Posted by Admin in on March 20, 2016

Abstract: Many attempts have been made to formalize ethical requirements for research. Among the most prominent mechanisms are informed consent requirements and data protection regimes. These mechanisms, however, sometimes appear as obstacles to research. In this opinion paper, we critically discuss conventional approaches to research ethics that emphasize consent and data protection. Several recent debates have highlighted other important ethical issues and underlined the need for greater openness in order to uphold the integrity of health-related research. Some of these measures, such as the sharing of individual-level data, pose problems for standard understandings of consent and privacy. Here, we argue that these interpretations tend to be overdemanding: They do not really protect research subjects and they hinder the research process. Accordingly, we suggest another way of framing these requirements. Individual consent must be situated alongside the wider distribution of knowledge created when the actions, commitments, and procedures of researchers and their institutions are opened to scrutiny. And instead of simply emphasizing privacy or data protection, we should understand confidentiality as a principle that facilitates the sharing of information while upholding important safeguards. Consent and confidentiality belong to a broader set of safeguards and procedures to uphold the integrity of the research process.

Keywords: Data protection; Ethical review; Informed consent; Privacy; Research ethics; Trustworthiness

Williams G & Pigeot I (2016) Consent and confidentiality in the light of recent demands for data sharing. Biometrical Journal. doi: 10.1002/bimj.201500044

The Seduction of Ethics: Transforming the Social Sciences (Books: Will C. van den Hoonaard 2011)0

Posted by Admin in on March 19, 2016

Abstract: Formal research-ethics committees in Canada now function as an industry, costing over thirty-five million dollars annually. The Seduction of Ethics argues that while ethics codes are alluring to the public, they fuel moral panic and increase demands for institutional accountability.
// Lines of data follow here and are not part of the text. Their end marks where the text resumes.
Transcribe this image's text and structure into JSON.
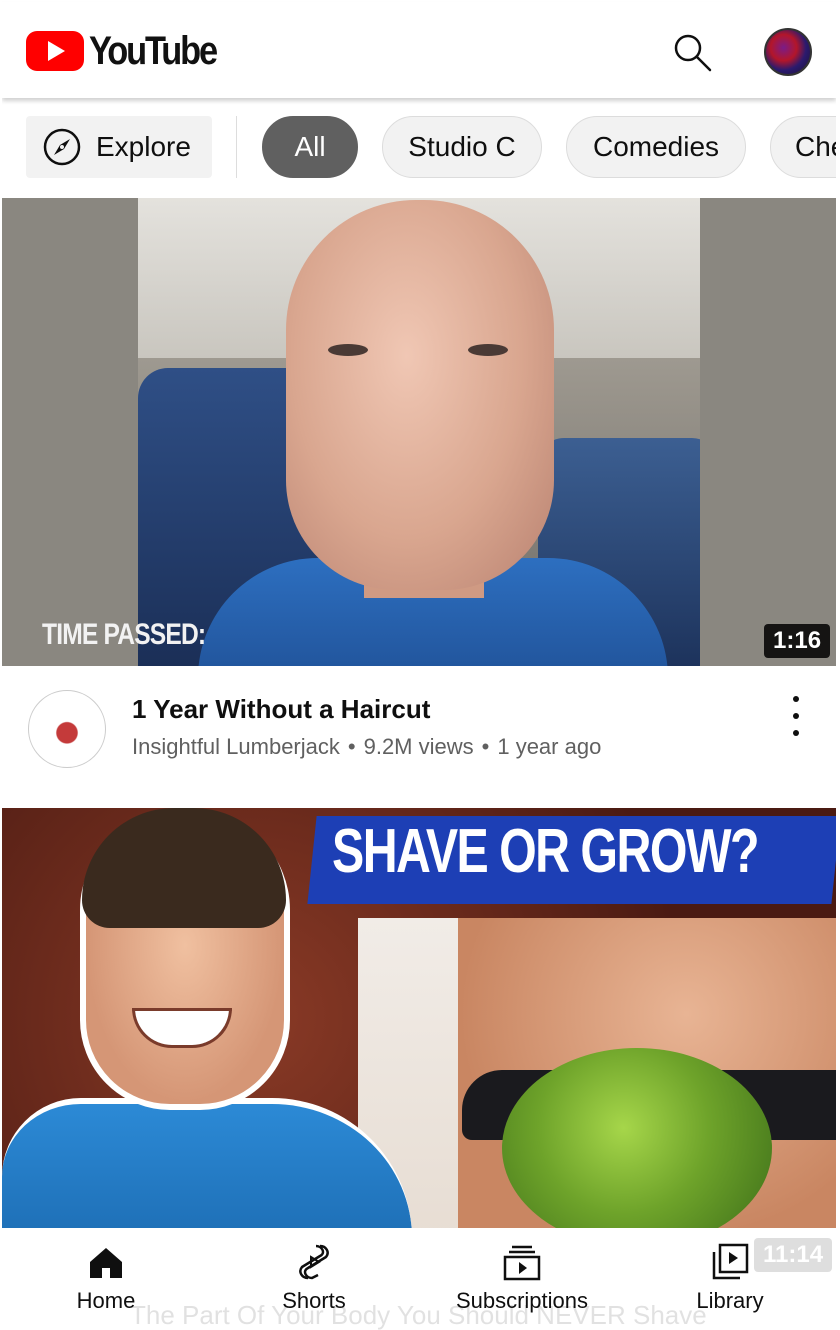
{
  "header": {
    "logo_text": "YouTube",
    "search_icon": "search-icon",
    "avatar_icon": "account-avatar"
  },
  "chips": {
    "explore_label": "Explore",
    "items": [
      {
        "label": "All",
        "active": true
      },
      {
        "label": "Studio C",
        "active": false
      },
      {
        "label": "Comedies",
        "active": false
      },
      {
        "label": "Che",
        "active": false
      }
    ]
  },
  "videos": [
    {
      "thumbnail_caption": "TIME PASSED:",
      "duration": "1:16",
      "title": "1 Year Without a Haircut",
      "channel": "Insightful Lumberjack",
      "views": "9.2M views",
      "age": "1 year ago"
    },
    {
      "thumbnail_caption": "SHAVE OR GROW?",
      "duration": "11:14",
      "title": "The Part Of Your Body You Should NEVER Shave"
    }
  ],
  "bottom_nav": [
    {
      "label": "Home",
      "icon": "home-icon"
    },
    {
      "label": "Shorts",
      "icon": "shorts-icon"
    },
    {
      "label": "Subscriptions",
      "icon": "subscriptions-icon"
    },
    {
      "label": "Library",
      "icon": "library-icon"
    }
  ],
  "colors": {
    "brand_red": "#ff0000",
    "chip_active": "#606060",
    "chip_bg": "#f2f2f2",
    "secondary_text": "#606060"
  }
}
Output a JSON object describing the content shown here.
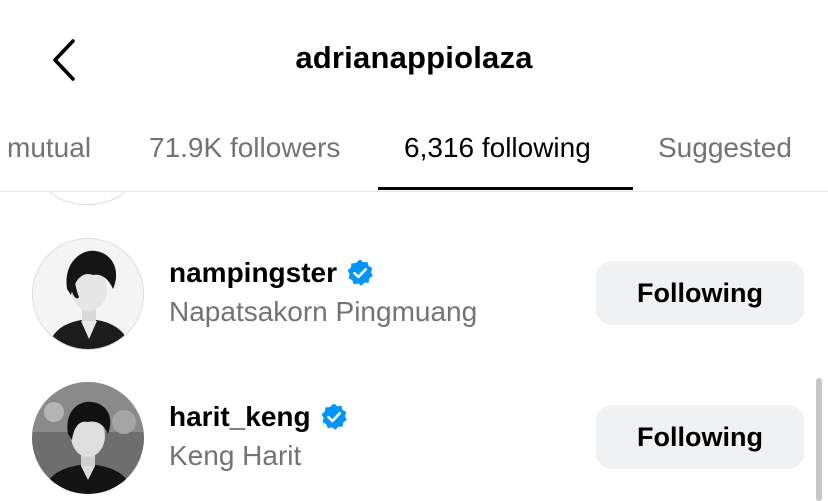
{
  "header": {
    "title": "adrianappiolaza",
    "back_icon": "chevron-left-icon"
  },
  "tabs": [
    {
      "label": "mutual",
      "active": false
    },
    {
      "label": "71.9K followers",
      "active": false
    },
    {
      "label": "6,316 following",
      "active": true
    },
    {
      "label": "Suggested",
      "active": false
    }
  ],
  "list": [
    {
      "username": "nampingster",
      "full_name": "Napatsakorn Pingmuang",
      "verified": true,
      "button_label": "Following"
    },
    {
      "username": "harit_keng",
      "full_name": "Keng Harit",
      "verified": true,
      "button_label": "Following"
    }
  ],
  "colors": {
    "verified_blue": "#0095f6",
    "secondary_text": "#737373",
    "button_bg": "#eff1f3"
  }
}
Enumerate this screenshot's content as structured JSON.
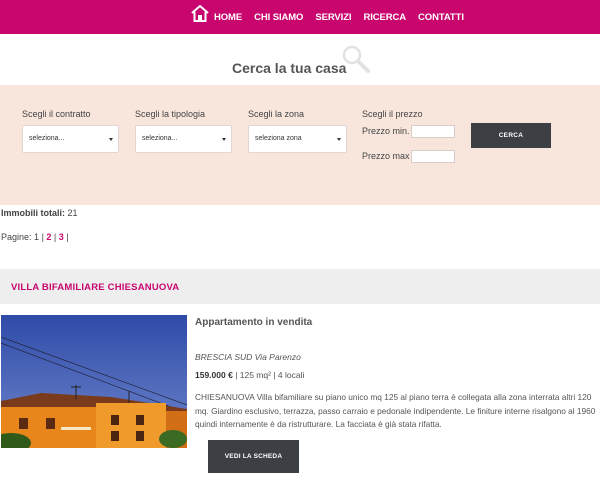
{
  "nav": {
    "home_icon": "house-icon",
    "items": [
      {
        "label": "HOME"
      },
      {
        "label": "CHI SIAMO"
      },
      {
        "label": "SERVIZI"
      },
      {
        "label": "RICERCA"
      },
      {
        "label": "CONTATTI"
      }
    ]
  },
  "search": {
    "title": "Cerca la tua casa",
    "contract": {
      "label": "Scegli il contratto",
      "value": "seleziona..."
    },
    "type": {
      "label": "Scegli la tipologia",
      "value": "seleziona..."
    },
    "zone": {
      "label": "Scegli la zona",
      "value": "seleziona zona"
    },
    "price": {
      "label": "Scegli il prezzo",
      "min_label": "Prezzo min.",
      "max_label": "Prezzo max",
      "min_value": "",
      "max_value": ""
    },
    "button": "CERCA"
  },
  "results": {
    "total_label": "Immobili totali:",
    "total_value": "21",
    "pages_label": "Pagine:",
    "current_page": "1",
    "pages": [
      "2",
      "3"
    ]
  },
  "listing": {
    "title": "VILLA BIFAMILIARE CHIESANUOVA",
    "type": "Appartamento in vendita",
    "location": "BRESCIA SUD Via Parenzo",
    "price": "159.000 €",
    "specs": " | 125 mq² | 4 locali",
    "description": "CHIESANUOVA Villa bifamiliare su piano unico mq 125 al piano terra è collegata alla zona interrata altri 120 mq. Giardino esclusivo, terrazza, passo carraio e pedonale indipendente. Le finiture interne risalgono al 1960 quindi internamente è da ristrutturare. La facciata è già stata rifatta.",
    "button": "VEDI LA SCHEDA"
  },
  "colors": {
    "brand": "#c8066e",
    "panel_bg": "#f8e6dd",
    "button_bg": "#3c3f44"
  }
}
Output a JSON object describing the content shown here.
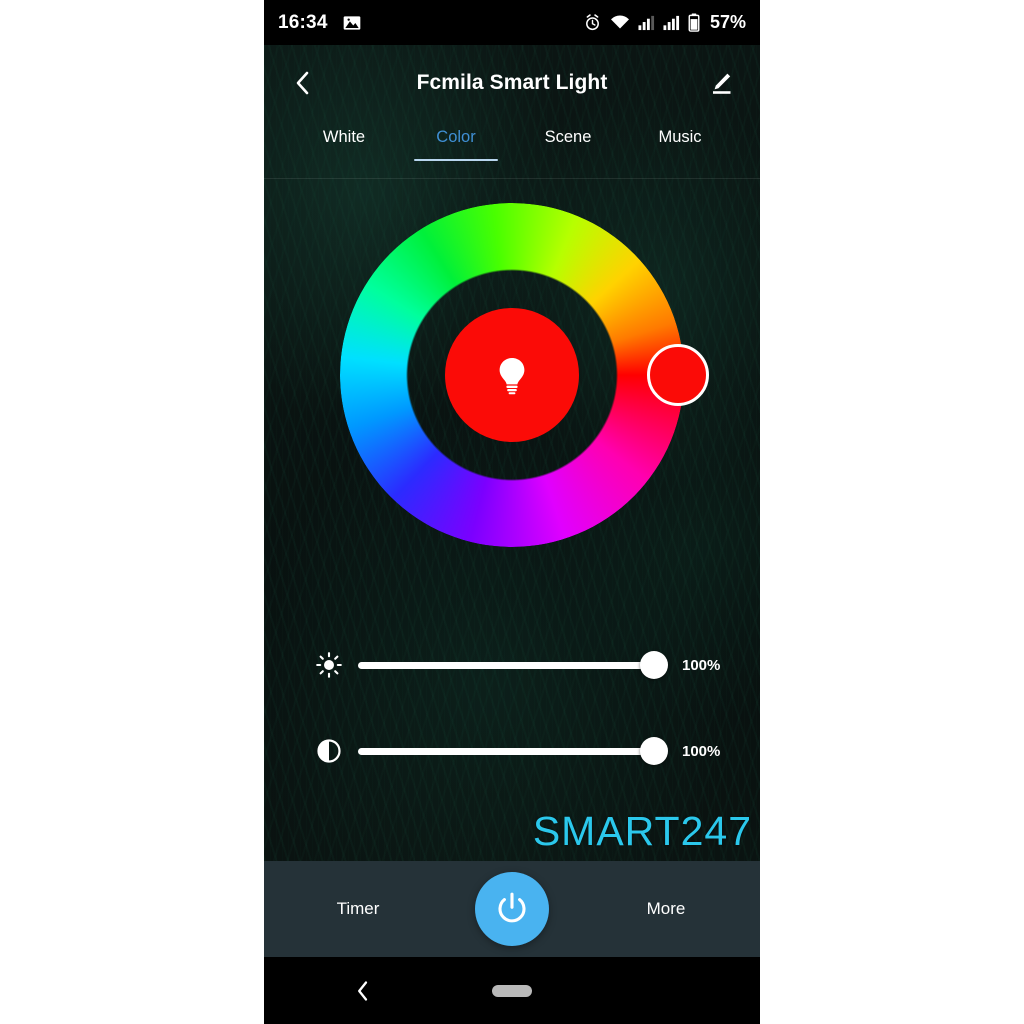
{
  "status_bar": {
    "time": "16:34",
    "battery_percent": "57%",
    "icons": [
      "photo-icon",
      "alarm-icon",
      "wifi-icon",
      "signal-sim1-icon",
      "signal-sim2-icon",
      "battery-icon"
    ]
  },
  "header": {
    "title": "Fcmila Smart Light",
    "back_icon": "chevron-left-icon",
    "edit_icon": "pencil-edit-icon"
  },
  "tabs": {
    "items": [
      {
        "label": "White",
        "active": false
      },
      {
        "label": "Color",
        "active": true
      },
      {
        "label": "Scene",
        "active": false
      },
      {
        "label": "Music",
        "active": false
      }
    ],
    "active_color": "#3f8fd4",
    "indicator_color": "#b9d6ef"
  },
  "color_wheel": {
    "selected_color": "#fb0b07",
    "center_icon": "light-bulb-icon",
    "handle_angle_deg": 0,
    "handle_label": "color-picker-handle"
  },
  "sliders": [
    {
      "name": "brightness",
      "icon": "brightness-sun-icon",
      "value": "100%",
      "percent": 100
    },
    {
      "name": "saturation",
      "icon": "contrast-half-circle-icon",
      "value": "100%",
      "percent": 100
    }
  ],
  "watermark": {
    "text": "SMART247",
    "color": "#2bc8ec"
  },
  "bottom_bar": {
    "timer_label": "Timer",
    "more_label": "More",
    "power_icon": "power-icon",
    "power_color": "#49b3f0",
    "background": "#253238"
  },
  "nav_bar": {
    "back_icon": "chevron-left-icon",
    "home_icon": "home-pill-icon"
  }
}
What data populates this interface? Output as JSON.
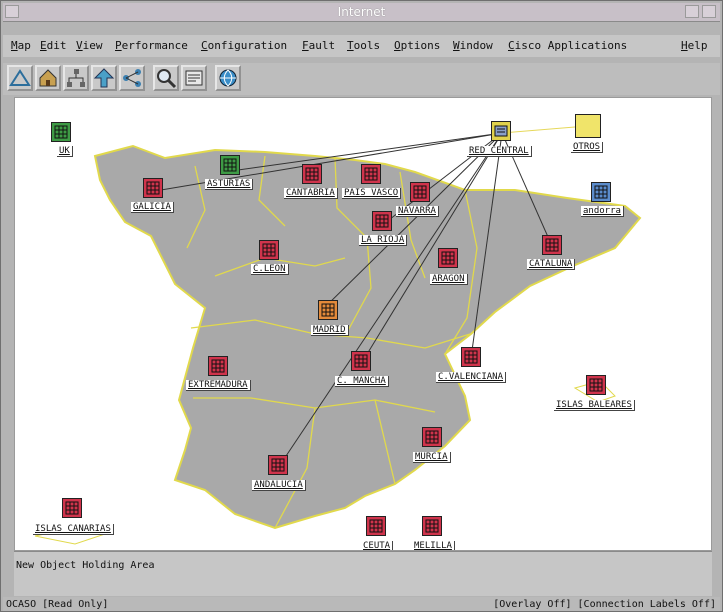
{
  "window": {
    "title": "Internet"
  },
  "menu": [
    "Map",
    "Edit",
    "View",
    "Performance",
    "Configuration",
    "Fault",
    "Tools",
    "Options",
    "Window",
    "Cisco Applications",
    "Help"
  ],
  "toolbar": {
    "buttons": [
      "triangle-tool-icon",
      "home-icon",
      "tree-icon",
      "up-arrow-icon",
      "network-icon",
      "zoom-icon",
      "panel-icon",
      "globe-icon"
    ]
  },
  "colors": {
    "critical": "#d0344c",
    "normal": "#3e9b45",
    "unknown": "#5b8ccc",
    "major": "#e38a3a",
    "warning": "#f0e46a",
    "minor": "#d9d24a",
    "map": "#a9a9a9"
  },
  "nodes": [
    {
      "label": "UK",
      "status": "normal"
    },
    {
      "label": "ASTURIAS",
      "status": "normal"
    },
    {
      "label": "GALICIA",
      "status": "critical"
    },
    {
      "label": "CANTABRIA",
      "status": "critical"
    },
    {
      "label": "PAIS VASCO",
      "status": "critical"
    },
    {
      "label": "NAVARRA",
      "status": "critical"
    },
    {
      "label": "LA RIOJA",
      "status": "critical"
    },
    {
      "label": "RED CENTRAL",
      "status": "minor"
    },
    {
      "label": "OTROS",
      "status": "warning"
    },
    {
      "label": "andorra",
      "status": "unknown"
    },
    {
      "label": "CATALUNA",
      "status": "critical"
    },
    {
      "label": "ARAGON",
      "status": "critical"
    },
    {
      "label": "C.LEON",
      "status": "critical"
    },
    {
      "label": "MADRID",
      "status": "major"
    },
    {
      "label": "EXTREMADURA",
      "status": "critical"
    },
    {
      "label": "C. MANCHA",
      "status": "critical"
    },
    {
      "label": "C.VALENCIANA",
      "status": "critical"
    },
    {
      "label": "ISLAS BALEARES",
      "status": "critical"
    },
    {
      "label": "MURCIA",
      "status": "critical"
    },
    {
      "label": "ANDALUCIA",
      "status": "critical"
    },
    {
      "label": "ISLAS CANARIAS",
      "status": "critical"
    },
    {
      "label": "CEUTA",
      "status": "critical"
    },
    {
      "label": "MELILLA",
      "status": "critical"
    }
  ],
  "holding_area": {
    "label": "New Object Holding Area"
  },
  "status_bar": {
    "left": "OCASO [Read Only]",
    "right": "[Overlay Off] [Connection Labels Off]"
  }
}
Will C. van den Hoonaard explores the research-ethics review process itself by analysing the moral cosmology and practices of ethics committees regarding research and researchers.

Listed by Hill Times as one of the top 100 Canadian non-fiction books in 2011.
Nominated for three awards, 2012. Received “Honorable Mention” by the Charles H. Cooley Award Committee of the Society for the Study of Symbolic Interaction, 2012. (Reviewed four times):
Review in 2014: Symbolic Interaction 37 (2): 327-330.
Review in 2013: American J of Sociology 118 (4): 1136-1138; Transnational Legal Theory 4 (1): 146-156.
Review in 2012: Contemporary Sociology 41 (5): 678-679.

van den Hoonaard, Will C (2011) The Seduction of Ethics: Transforming the Social Sciences. Toronto: U of Toronto Press. ISBN 9781442642683